Dominique Goux
Fieldwork by:
5,101 students from 261 classes in 109 primary schools
2010 - 2013
Target group:
  • Primary schools
  • Students
Outcome of interest:
  • Student learning
Intervention type:
  • Training
AEA RCT registration number:

Can an intensive tutoring program for struggling grade 1 students in France improve their academic performance?

Policy issue

Difficulty with reading and writing can emerge very early in a child's educational career. If these problems are not addressed at an early stage, children can fall further and further behind in class, making it even more difficult for them to succeed to school. Additionally, unaddressed learning difficulties can lead to low self-confidence and frustration, which could compound the problem. For this reason, identifying and addressing learning difficulties early in school is an important challenge for any education system.

Context of the evaluation

The evaluation took place in the school districts of Créteil, Lille, and Versailles. Most schools included in the program serve locations with high portions of recent and second-generation immigrants, with many low-income households.

Adult and child sit in classroom looking over papers
Selected students received personalized tutoring from APFEE. Photo: Aude Guerrucci | J-PAL/IPA
Aude Guerrucci

Details of the intervention

Researchers assessed the impact of a recreational tutoring program on students’ academic achievements and interest for schoolwork provided by the NGO Apfee.

Early in the school year, 261 grade 1 teachers from 109 primary schools selected five students from their class who were having significant trouble with their schoolwork. These students were then sorted into 189 groups of five students each. Two-thirds of the schools (125 groups of students) were randomly assigned to receive the recreational tutoring program throughout the year, while the remaining schools (64 groups of students) were assigned to the comparison group, and did not receive the program.

Children whose school was randomly selected to participate in the recreational tutoring program received four 1.5-hour sessions each week for the remainder of the year. During the sessions, children did not follow a structured training program, as recommended by some of the educational literature, but rather read books and played games around words. The objective was to compensate for low socioeconomic background by offering the kind of informal activities that are usually performed in families from a higher socioeconomic status. These tutoring sessions took place after school hours, and were led primarily by school teachers recruited by the NGO. In addition, counseling was provided to parents on how they could support their child’s learning process at home.

Researchers then followed students over the course of two years. The data collected includes individual surveys, standardized tests in reading and writing, as well as administrative datasets.

Results and policy lessons

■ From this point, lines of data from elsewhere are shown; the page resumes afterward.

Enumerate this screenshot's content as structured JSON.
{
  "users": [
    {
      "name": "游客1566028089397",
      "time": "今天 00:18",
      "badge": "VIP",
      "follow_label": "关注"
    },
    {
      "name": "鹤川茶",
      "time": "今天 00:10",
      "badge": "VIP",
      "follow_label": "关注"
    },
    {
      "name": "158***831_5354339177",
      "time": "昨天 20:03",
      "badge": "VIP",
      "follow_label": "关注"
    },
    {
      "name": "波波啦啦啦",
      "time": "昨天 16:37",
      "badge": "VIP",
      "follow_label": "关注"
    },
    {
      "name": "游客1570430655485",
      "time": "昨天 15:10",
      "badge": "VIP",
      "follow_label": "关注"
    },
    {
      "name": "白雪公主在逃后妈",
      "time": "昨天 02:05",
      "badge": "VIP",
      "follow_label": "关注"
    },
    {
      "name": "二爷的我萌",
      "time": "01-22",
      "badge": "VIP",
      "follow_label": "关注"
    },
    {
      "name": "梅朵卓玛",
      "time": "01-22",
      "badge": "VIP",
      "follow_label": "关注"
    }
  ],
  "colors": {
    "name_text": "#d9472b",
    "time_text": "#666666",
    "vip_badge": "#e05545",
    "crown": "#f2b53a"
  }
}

The after-school tutoring program was implemented alongside other remedial education programs offered in all public schools. Selected students in intervention and comparison schools received personalized tutoring, either through the after-school tutoring program (in intervention schools) or through institutional in-school and after-school tutoring programs (in comparison schools). This evaluation therefore measured the impact of substituting the after-school tutoring program designed by Apfee in place of the standard remedial education schemes offered in all schools.

Researchers found that children identified as falling behind by their teachers in schools where the tutoring program was offered did not improve their reading or math skills, although they developed a taste for reading and academic subjects. These results hold two years after the implementation of the program.